--- YOUR INSTRUCTIONS ---
Count how many lines below contain the word "publications", then give that number alone.

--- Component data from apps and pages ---
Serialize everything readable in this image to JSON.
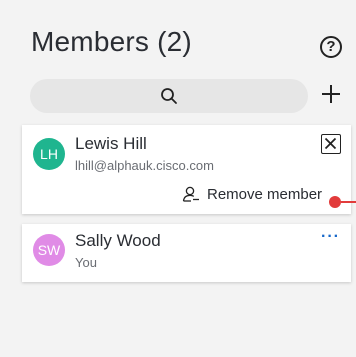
{
  "header": {
    "title": "Members (2)"
  },
  "icons": {
    "help": "question-circle-icon",
    "search": "search-icon",
    "add": "plus-icon",
    "close": "close-icon",
    "remove": "person-remove-icon",
    "more": "more-options-icon"
  },
  "labels": {
    "help_glyph": "?",
    "more_glyph": "···"
  },
  "members": [
    {
      "initials": "LH",
      "name": "Lewis Hill",
      "subtitle": "lhill@alphauk.cisco.com",
      "avatar_color": "#1fb58f",
      "action_label": "Remove member"
    },
    {
      "initials": "SW",
      "name": "Sally Wood",
      "subtitle": "You",
      "avatar_color": "#e08be6"
    }
  ],
  "colors": {
    "accent": "#1668c9",
    "pointer": "#e23b3b"
  }
}
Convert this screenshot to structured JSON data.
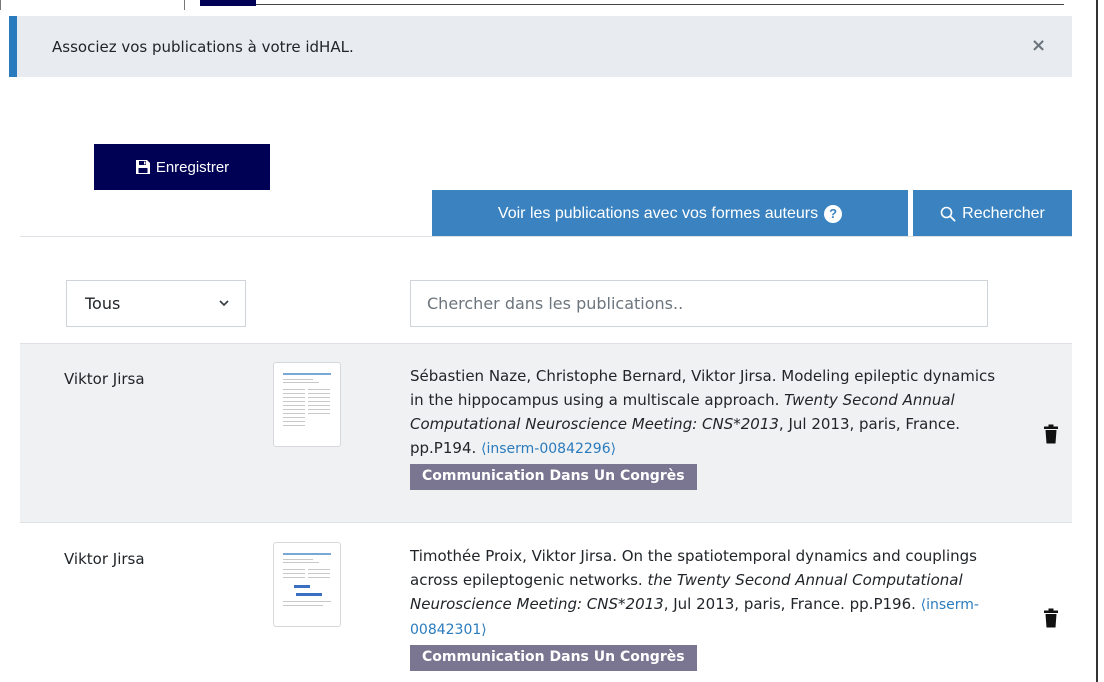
{
  "alert": {
    "message": "Associez vos publications à votre idHAL.",
    "close": "×"
  },
  "toolbar": {
    "save_label": "Enregistrer",
    "authors_label": "Voir les publications avec vos formes auteurs",
    "search_label": "Rechercher"
  },
  "filters": {
    "select_value": "Tous",
    "search_placeholder": "Chercher dans les publications.."
  },
  "publications": [
    {
      "author": "Viktor Jirsa",
      "text_before": "Sébastien Naze, Christophe Bernard, Viktor Jirsa. Modeling epileptic dynamics in the hippocampus using a multiscale approach. ",
      "venue": "Twenty Second Annual Computational Neuroscience Meeting: CNS*2013",
      "text_after": ", Jul 2013, paris, France. pp.P194. ",
      "hal_id": "⟨inserm-00842296⟩",
      "type": "Communication Dans Un Congrès"
    },
    {
      "author": "Viktor Jirsa",
      "text_before": "Timothée Proix, Viktor Jirsa. On the spatiotemporal dynamics and couplings across epileptogenic networks. ",
      "venue": "the Twenty Second Annual Computational Neuroscience Meeting: CNS*2013",
      "text_after": ", Jul 2013, paris, France. pp.P196. ",
      "hal_id": "⟨inserm-00842301⟩",
      "type": "Communication Dans Un Congrès"
    }
  ],
  "icons": {
    "save": "floppy-disk-icon",
    "help": "question-circle-icon",
    "search": "search-icon",
    "chevron": "chevron-down-icon",
    "delete": "trash-icon"
  },
  "colors": {
    "primary_dark": "#000054",
    "primary_blue": "#3a83c0",
    "badge": "#7a7591",
    "alert_bg": "#e8ecf0",
    "alert_border": "#2a7bbd",
    "link": "#2a7bbd"
  }
}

--- ANSWER FOR THE TASK ---
4